Social workers understand the importance of accurately portraying a vivid picture of the human condition and experience; postulating that the more our nation knows about the impact of social conditions, the more likely we are to take actions to stop situations that have the potential to be distressing.

We know that compassionate concern is an essential element of democratic societies, a characteristic that leads to increased impetus to take actions to relieve the suffering of others.

From a micro and mezzo perspective, research tells us that compassionate concern is an important component for achieving more effective clinical results, forming closer client relationships, developing deeper understanding, fostering mutual respect, and applying axiological reasoning to complex ethical dilemmas.

For some, the expression of compassionate caring at the clinical level requires traversing ethical concerns, personal and professional boundaries, and qualms about compassion fatigue.

Utilizing their humanness and compassion, many social workers report that there is nothing more satisfying than making connections with people and helping them find their internal strength to achieve and grow.

Social workers — as true leaders of change — have a responsibility to promote more compassionate concern across all aspects of American life.

As you evaluate how you might increase your impact this year, I hope you make it your personal mission to become active in your professional association, get involved in voter empowerment in your community, and find additional ways to encourage and empower people and communities perceived as voiceless and powerless.

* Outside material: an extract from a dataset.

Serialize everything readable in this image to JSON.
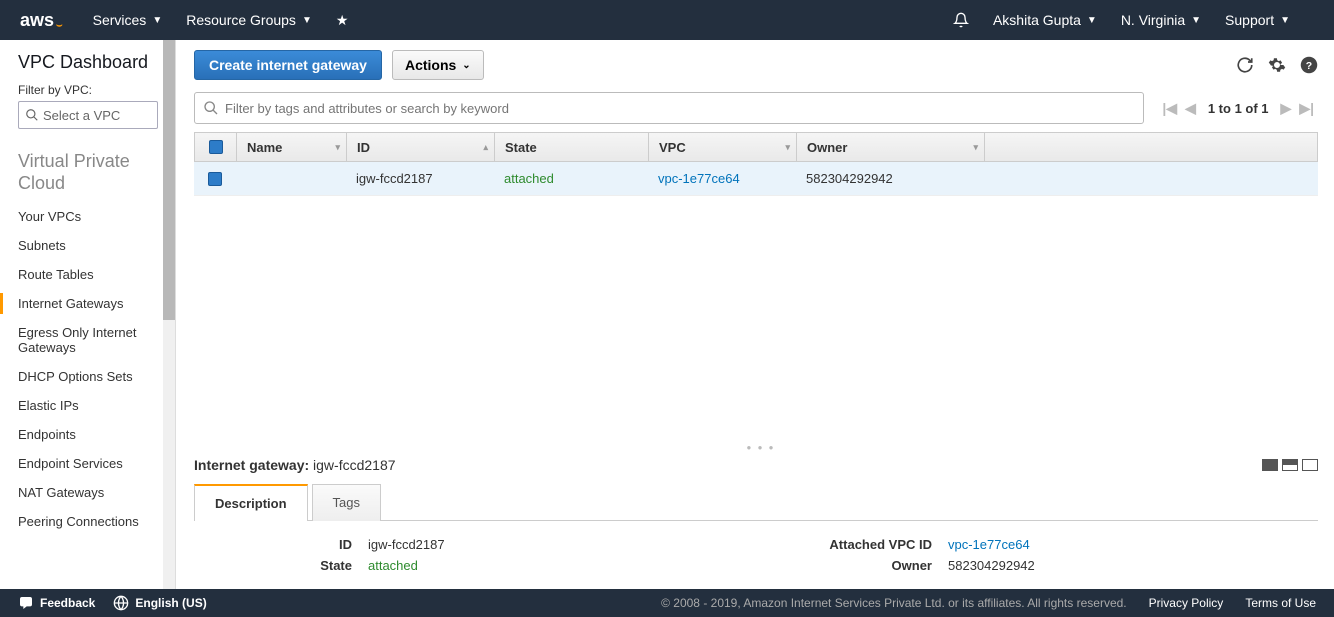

If you haven’t already, awaken the social activist in you and stand against the wave of negativity, indifference, absence of compassion, and cruelty that has recently gained some traction.

Compassionate caring portrayed by a social work process paradigm, conceptualized from our practice and research experiences, provides the tools for orchestrating proactive interventions – at all levels of practice – that make a difference in building a better society.

Compassion is considered among the greatest of human virtues. As change agents, we have a responsibility to continuously strive for a country that’s characterized by big-heartedness!

Contact Angelo McClain at